• [TASK BRIEF]: Count how many lines in the data hold the word "title", and give that number alone.

((

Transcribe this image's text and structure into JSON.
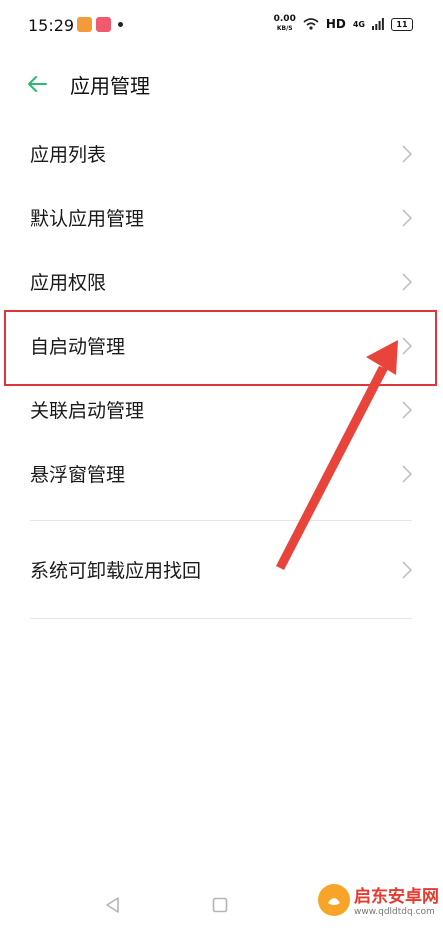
{
  "status": {
    "time": "15:29",
    "net_speed": "0.00",
    "net_unit": "KB/S",
    "hd": "HD",
    "network": "4G",
    "battery": "11"
  },
  "header": {
    "title": "应用管理"
  },
  "menu": {
    "items": [
      {
        "label": "应用列表"
      },
      {
        "label": "默认应用管理"
      },
      {
        "label": "应用权限"
      },
      {
        "label": "自启动管理"
      },
      {
        "label": "关联启动管理"
      },
      {
        "label": "悬浮窗管理"
      }
    ],
    "extra": {
      "label": "系统可卸载应用找回"
    }
  },
  "watermark": {
    "title": "启东安卓网",
    "url": "www.qdldtdq.com"
  },
  "colors": {
    "accent": "#2eb872",
    "highlight": "#e0353a"
  }
}
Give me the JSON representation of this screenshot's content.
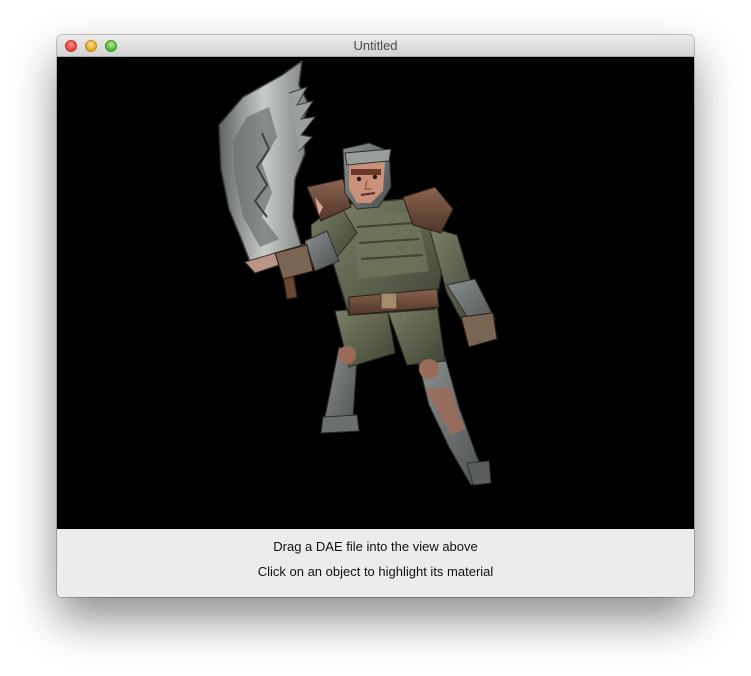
{
  "window": {
    "title": "Untitled"
  },
  "scene": {
    "subject": "knight-warrior-with-sword"
  },
  "instructions": {
    "line1": "Drag a DAE file into the view above",
    "line2": "Click on an object to highlight its material"
  },
  "colors": {
    "viewport_background": "#000000",
    "footer_background": "#ececec"
  }
}
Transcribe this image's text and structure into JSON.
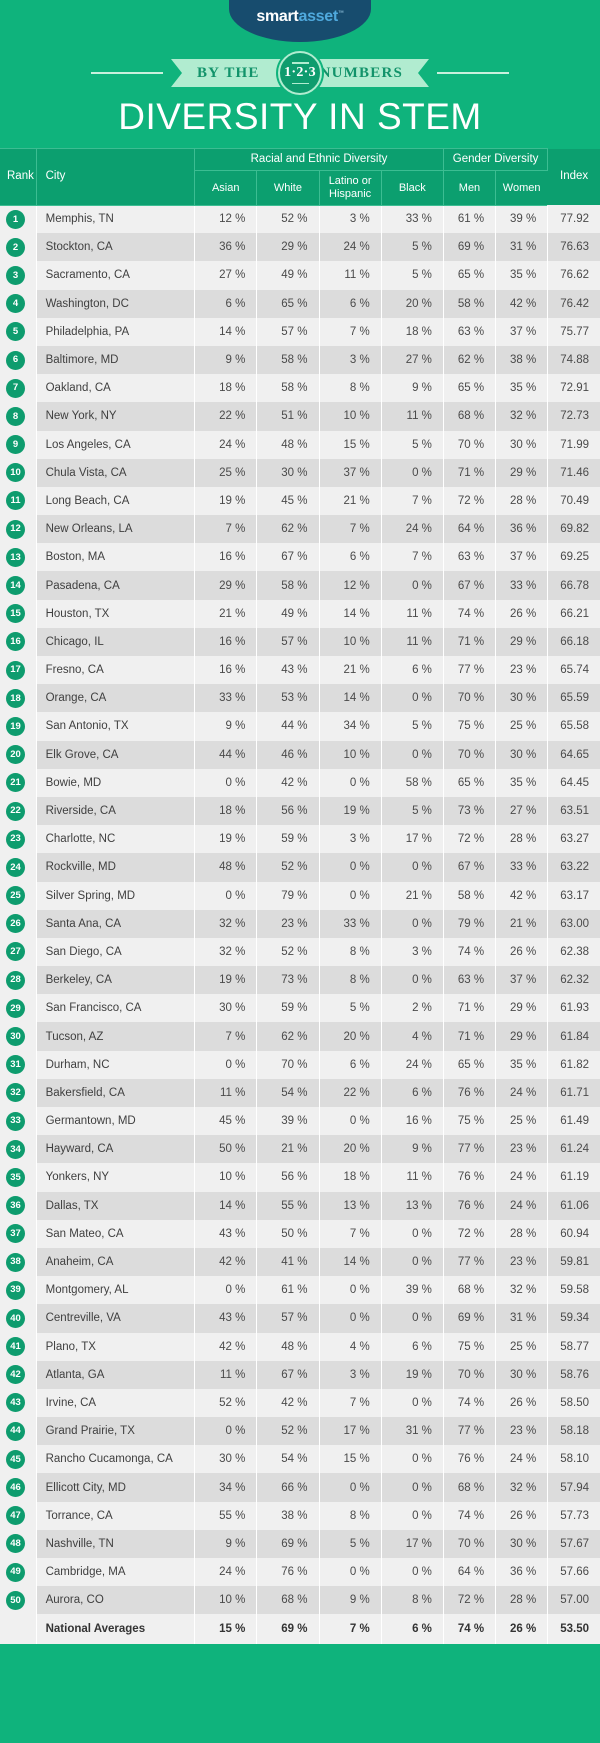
{
  "brand": {
    "logo_smart": "smart",
    "logo_asset": "asset",
    "logo_tm": "™",
    "logo_bg": "#174c6e"
  },
  "ribbon": {
    "text_before": "BY THE",
    "text_after": "NUMBERS",
    "badge_number": "1·2·3"
  },
  "title": "DIVERSITY IN STEM",
  "colors": {
    "background": "#0fb37c",
    "header": "#0c9f6f",
    "accent": "#0e9c6e",
    "row_odd": "#f0f0f0",
    "row_even": "#dcdcdc",
    "ribbon_band": "#b1ecd0"
  },
  "table": {
    "headers": {
      "rank": "Rank",
      "city": "City",
      "racial_group": "Racial and Ethnic Diversity",
      "gender_group": "Gender Diversity",
      "index": "Index",
      "asian": "Asian",
      "white": "White",
      "latino": "Latino or Hispanic",
      "black": "Black",
      "men": "Men",
      "women": "Women"
    },
    "rows": [
      {
        "rank": "1",
        "city": "Memphis, TN",
        "asian": "12 %",
        "white": "52 %",
        "latino": "3 %",
        "black": "33 %",
        "men": "61 %",
        "women": "39 %",
        "index": "77.92"
      },
      {
        "rank": "2",
        "city": "Stockton, CA",
        "asian": "36 %",
        "white": "29 %",
        "latino": "24 %",
        "black": "5 %",
        "men": "69 %",
        "women": "31 %",
        "index": "76.63"
      },
      {
        "rank": "3",
        "city": "Sacramento, CA",
        "asian": "27 %",
        "white": "49 %",
        "latino": "11 %",
        "black": "5 %",
        "men": "65 %",
        "women": "35 %",
        "index": "76.62"
      },
      {
        "rank": "4",
        "city": "Washington, DC",
        "asian": "6 %",
        "white": "65 %",
        "latino": "6 %",
        "black": "20 %",
        "men": "58 %",
        "women": "42 %",
        "index": "76.42"
      },
      {
        "rank": "5",
        "city": "Philadelphia, PA",
        "asian": "14 %",
        "white": "57 %",
        "latino": "7 %",
        "black": "18 %",
        "men": "63 %",
        "women": "37 %",
        "index": "75.77"
      },
      {
        "rank": "6",
        "city": "Baltimore, MD",
        "asian": "9 %",
        "white": "58 %",
        "latino": "3 %",
        "black": "27 %",
        "men": "62 %",
        "women": "38 %",
        "index": "74.88"
      },
      {
        "rank": "7",
        "city": "Oakland, CA",
        "asian": "18 %",
        "white": "58 %",
        "latino": "8 %",
        "black": "9 %",
        "men": "65 %",
        "women": "35 %",
        "index": "72.91"
      },
      {
        "rank": "8",
        "city": "New York, NY",
        "asian": "22 %",
        "white": "51 %",
        "latino": "10 %",
        "black": "11 %",
        "men": "68 %",
        "women": "32 %",
        "index": "72.73"
      },
      {
        "rank": "9",
        "city": "Los Angeles, CA",
        "asian": "24 %",
        "white": "48 %",
        "latino": "15 %",
        "black": "5 %",
        "men": "70 %",
        "women": "30 %",
        "index": "71.99"
      },
      {
        "rank": "10",
        "city": "Chula Vista, CA",
        "asian": "25 %",
        "white": "30 %",
        "latino": "37 %",
        "black": "0 %",
        "men": "71 %",
        "women": "29 %",
        "index": "71.46"
      },
      {
        "rank": "11",
        "city": "Long Beach, CA",
        "asian": "19 %",
        "white": "45 %",
        "latino": "21 %",
        "black": "7 %",
        "men": "72 %",
        "women": "28 %",
        "index": "70.49"
      },
      {
        "rank": "12",
        "city": "New Orleans, LA",
        "asian": "7 %",
        "white": "62 %",
        "latino": "7 %",
        "black": "24 %",
        "men": "64 %",
        "women": "36 %",
        "index": "69.82"
      },
      {
        "rank": "13",
        "city": "Boston, MA",
        "asian": "16 %",
        "white": "67 %",
        "latino": "6 %",
        "black": "7 %",
        "men": "63 %",
        "women": "37 %",
        "index": "69.25"
      },
      {
        "rank": "14",
        "city": "Pasadena, CA",
        "asian": "29 %",
        "white": "58 %",
        "latino": "12 %",
        "black": "0 %",
        "men": "67 %",
        "women": "33 %",
        "index": "66.78"
      },
      {
        "rank": "15",
        "city": "Houston, TX",
        "asian": "21 %",
        "white": "49 %",
        "latino": "14 %",
        "black": "11 %",
        "men": "74 %",
        "women": "26 %",
        "index": "66.21"
      },
      {
        "rank": "16",
        "city": "Chicago, IL",
        "asian": "16 %",
        "white": "57 %",
        "latino": "10 %",
        "black": "11 %",
        "men": "71 %",
        "women": "29 %",
        "index": "66.18"
      },
      {
        "rank": "17",
        "city": "Fresno, CA",
        "asian": "16 %",
        "white": "43 %",
        "latino": "21 %",
        "black": "6 %",
        "men": "77 %",
        "women": "23 %",
        "index": "65.74"
      },
      {
        "rank": "18",
        "city": "Orange, CA",
        "asian": "33 %",
        "white": "53 %",
        "latino": "14 %",
        "black": "0 %",
        "men": "70 %",
        "women": "30 %",
        "index": "65.59"
      },
      {
        "rank": "19",
        "city": "San Antonio, TX",
        "asian": "9 %",
        "white": "44 %",
        "latino": "34 %",
        "black": "5 %",
        "men": "75 %",
        "women": "25 %",
        "index": "65.58"
      },
      {
        "rank": "20",
        "city": "Elk Grove, CA",
        "asian": "44 %",
        "white": "46 %",
        "latino": "10 %",
        "black": "0 %",
        "men": "70 %",
        "women": "30 %",
        "index": "64.65"
      },
      {
        "rank": "21",
        "city": "Bowie, MD",
        "asian": "0 %",
        "white": "42 %",
        "latino": "0 %",
        "black": "58 %",
        "men": "65 %",
        "women": "35 %",
        "index": "64.45"
      },
      {
        "rank": "22",
        "city": "Riverside, CA",
        "asian": "18 %",
        "white": "56 %",
        "latino": "19 %",
        "black": "5 %",
        "men": "73 %",
        "women": "27 %",
        "index": "63.51"
      },
      {
        "rank": "23",
        "city": "Charlotte, NC",
        "asian": "19 %",
        "white": "59 %",
        "latino": "3 %",
        "black": "17 %",
        "men": "72 %",
        "women": "28 %",
        "index": "63.27"
      },
      {
        "rank": "24",
        "city": "Rockville, MD",
        "asian": "48 %",
        "white": "52 %",
        "latino": "0 %",
        "black": "0 %",
        "men": "67 %",
        "women": "33 %",
        "index": "63.22"
      },
      {
        "rank": "25",
        "city": "Silver Spring, MD",
        "asian": "0 %",
        "white": "79 %",
        "latino": "0 %",
        "black": "21 %",
        "men": "58 %",
        "women": "42 %",
        "index": "63.17"
      },
      {
        "rank": "26",
        "city": "Santa Ana, CA",
        "asian": "32 %",
        "white": "23 %",
        "latino": "33 %",
        "black": "0 %",
        "men": "79 %",
        "women": "21 %",
        "index": "63.00"
      },
      {
        "rank": "27",
        "city": "San Diego, CA",
        "asian": "32 %",
        "white": "52 %",
        "latino": "8 %",
        "black": "3 %",
        "men": "74 %",
        "women": "26 %",
        "index": "62.38"
      },
      {
        "rank": "28",
        "city": "Berkeley, CA",
        "asian": "19 %",
        "white": "73 %",
        "latino": "8 %",
        "black": "0 %",
        "men": "63 %",
        "women": "37 %",
        "index": "62.32"
      },
      {
        "rank": "29",
        "city": "San Francisco, CA",
        "asian": "30 %",
        "white": "59 %",
        "latino": "5 %",
        "black": "2 %",
        "men": "71 %",
        "women": "29 %",
        "index": "61.93"
      },
      {
        "rank": "30",
        "city": "Tucson, AZ",
        "asian": "7 %",
        "white": "62 %",
        "latino": "20 %",
        "black": "4 %",
        "men": "71 %",
        "women": "29 %",
        "index": "61.84"
      },
      {
        "rank": "31",
        "city": "Durham, NC",
        "asian": "0 %",
        "white": "70 %",
        "latino": "6 %",
        "black": "24 %",
        "men": "65 %",
        "women": "35 %",
        "index": "61.82"
      },
      {
        "rank": "32",
        "city": "Bakersfield, CA",
        "asian": "11 %",
        "white": "54 %",
        "latino": "22 %",
        "black": "6 %",
        "men": "76 %",
        "women": "24 %",
        "index": "61.71"
      },
      {
        "rank": "33",
        "city": "Germantown, MD",
        "asian": "45 %",
        "white": "39 %",
        "latino": "0 %",
        "black": "16 %",
        "men": "75 %",
        "women": "25 %",
        "index": "61.49"
      },
      {
        "rank": "34",
        "city": "Hayward, CA",
        "asian": "50 %",
        "white": "21 %",
        "latino": "20 %",
        "black": "9 %",
        "men": "77 %",
        "women": "23 %",
        "index": "61.24"
      },
      {
        "rank": "35",
        "city": "Yonkers, NY",
        "asian": "10 %",
        "white": "56 %",
        "latino": "18 %",
        "black": "11 %",
        "men": "76 %",
        "women": "24 %",
        "index": "61.19"
      },
      {
        "rank": "36",
        "city": "Dallas, TX",
        "asian": "14 %",
        "white": "55 %",
        "latino": "13 %",
        "black": "13 %",
        "men": "76 %",
        "women": "24 %",
        "index": "61.06"
      },
      {
        "rank": "37",
        "city": "San Mateo, CA",
        "asian": "43 %",
        "white": "50 %",
        "latino": "7 %",
        "black": "0 %",
        "men": "72 %",
        "women": "28 %",
        "index": "60.94"
      },
      {
        "rank": "38",
        "city": "Anaheim, CA",
        "asian": "42 %",
        "white": "41 %",
        "latino": "14 %",
        "black": "0 %",
        "men": "77 %",
        "women": "23 %",
        "index": "59.81"
      },
      {
        "rank": "39",
        "city": "Montgomery, AL",
        "asian": "0 %",
        "white": "61 %",
        "latino": "0 %",
        "black": "39 %",
        "men": "68 %",
        "women": "32 %",
        "index": "59.58"
      },
      {
        "rank": "40",
        "city": "Centreville, VA",
        "asian": "43 %",
        "white": "57 %",
        "latino": "0 %",
        "black": "0 %",
        "men": "69 %",
        "women": "31 %",
        "index": "59.34"
      },
      {
        "rank": "41",
        "city": "Plano, TX",
        "asian": "42 %",
        "white": "48 %",
        "latino": "4 %",
        "black": "6 %",
        "men": "75 %",
        "women": "25 %",
        "index": "58.77"
      },
      {
        "rank": "42",
        "city": "Atlanta, GA",
        "asian": "11 %",
        "white": "67 %",
        "latino": "3 %",
        "black": "19 %",
        "men": "70 %",
        "women": "30 %",
        "index": "58.76"
      },
      {
        "rank": "43",
        "city": "Irvine, CA",
        "asian": "52 %",
        "white": "42 %",
        "latino": "7 %",
        "black": "0 %",
        "men": "74 %",
        "women": "26 %",
        "index": "58.50"
      },
      {
        "rank": "44",
        "city": "Grand Prairie, TX",
        "asian": "0 %",
        "white": "52 %",
        "latino": "17 %",
        "black": "31 %",
        "men": "77 %",
        "women": "23 %",
        "index": "58.18"
      },
      {
        "rank": "45",
        "city": "Rancho Cucamonga, CA",
        "asian": "30 %",
        "white": "54 %",
        "latino": "15 %",
        "black": "0 %",
        "men": "76 %",
        "women": "24 %",
        "index": "58.10"
      },
      {
        "rank": "46",
        "city": "Ellicott City, MD",
        "asian": "34 %",
        "white": "66 %",
        "latino": "0 %",
        "black": "0 %",
        "men": "68 %",
        "women": "32 %",
        "index": "57.94"
      },
      {
        "rank": "47",
        "city": "Torrance, CA",
        "asian": "55 %",
        "white": "38 %",
        "latino": "8 %",
        "black": "0 %",
        "men": "74 %",
        "women": "26 %",
        "index": "57.73"
      },
      {
        "rank": "48",
        "city": "Nashville, TN",
        "asian": "9 %",
        "white": "69 %",
        "latino": "5 %",
        "black": "17 %",
        "men": "70 %",
        "women": "30 %",
        "index": "57.67"
      },
      {
        "rank": "49",
        "city": "Cambridge, MA",
        "asian": "24 %",
        "white": "76 %",
        "latino": "0 %",
        "black": "0 %",
        "men": "64 %",
        "women": "36 %",
        "index": "57.66"
      },
      {
        "rank": "50",
        "city": "Aurora, CO",
        "asian": "10 %",
        "white": "68 %",
        "latino": "9 %",
        "black": "8 %",
        "men": "72 %",
        "women": "28 %",
        "index": "57.00"
      }
    ],
    "footer": {
      "rank": "",
      "city": "National Averages",
      "asian": "15 %",
      "white": "69 %",
      "latino": "7 %",
      "black": "6 %",
      "men": "74 %",
      "women": "26 %",
      "index": "53.50"
    }
  }
}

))

• [EXERCISE SOLUTION]: 4